The Mercedes driver came in the following lap and, after a much smoother stop, he managed to jump ahead of the second Red Bull on the road and into the podium places.
Hamilton then came in the lap before Verstappen, without making too much headway into the Dutchman’s advantage in the first part of his stint – but the pair had almost a pit-stop’s time advantage over Bottas by the time the halfway point of the race came around.
Ferrari’s strategy to go long with Sainz quietly paid off, with the Spaniard pitting last in the field and coming out a net P7 following his P12 start, quickly bypassing Lance Stroll a couple of laps later to put himself into the top six in a car which had been struggling for most of the weekend.
Such was the dominance of the top two, Verstappen went on to lap Norris, running in P5, with 23 laps to go at the Red Bull Ring. Hamilton could not keep pace either, as the Red Bull man edged further away from his title rival – despite Verstappen being told to stay off the kerbs to preserve his car.
There was soon a 7.5s gap for Mercedes to reel in as the team predicted they were losing two-and-a-half tenths per lap on the straights alone compared to their rivals.
Hamilton asked about the possibility of switching to a two-stop strategy, but Pete Bonnington was quick to say that the Mercedes man just needed to focus on bringing the car home at the end of the race.
For the final podium position, Perez switched up his strategy by swapping to a new set of tyres, with the Mexican soon duly putting in fastest laps of the race as he looked to claw back a 21-second gap to overtake the Finn at the end.
Knowing that his quest for victory was over in earnest, Hamilton pitted two laps from the finish to give himself the opportunity to gain the extra point for the fastest lap of the race – duly doing so to limit the damage in the World Championship standings.
Perez was only just behind Bottas at the line and, if there was one more lap, he may well have jumped ahead of his Mercedes rival.
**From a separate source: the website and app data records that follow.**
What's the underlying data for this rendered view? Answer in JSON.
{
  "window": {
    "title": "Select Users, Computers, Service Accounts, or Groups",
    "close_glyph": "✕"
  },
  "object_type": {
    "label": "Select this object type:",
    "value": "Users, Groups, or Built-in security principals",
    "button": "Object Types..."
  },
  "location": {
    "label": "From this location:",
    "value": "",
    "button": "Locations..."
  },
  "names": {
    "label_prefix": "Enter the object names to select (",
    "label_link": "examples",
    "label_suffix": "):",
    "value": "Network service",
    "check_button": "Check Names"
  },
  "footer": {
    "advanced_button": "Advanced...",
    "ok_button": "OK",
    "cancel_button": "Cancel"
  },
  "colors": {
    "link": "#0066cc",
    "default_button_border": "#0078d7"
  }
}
Styrian Grand Prix classification
1 Max Verstappen Red Bull 1:22:18.925 1 stop
2 Lewis Hamilton Mercedes +35.743s 2 stops
3 Valtteri Bottas Mercedes +46.907s 1 stop
4 Sergio Perez Red Bull +48.984s 2 stops
5 Lando Norris McLaren 1 LAP 1 stop
6 Carlos Sainz Ferrari 1 LAP 1 stop
7 Charles Leclerc Ferrari 1 LAP 2 stops
8 Lance Stroll Aston Martin 1 LAP 1 stop
9 Fernando Alonso Alpine 1 LAP 1 stop
10 Yuki Tsunoda AlphaTauri 1 LAP 1 stop
11 Kimi Raikkonen Alfa Romeo Racing 1 LAP 1 stop
12 Sebastian Vettel Aston Martin 1 LAP 1 stop
13 Esteban Ocon Alpine 1 LAP 1 stop
14 Daniel Ricciardo McLaren 1 LAP 1 stop
15 Antonio Giovinazzi Alfa Romeo Racing 1 LAP 1 stop
16 Mick Schumacher Haas 2 LAPS 1 stop
17 Nicholas Latifi Williams 3 LAPS 2 stops
18 Nikita Mazepin Haas 3 LAPS 1 stop
R George Russell Williams
R Pierre Gasly AlphaTauri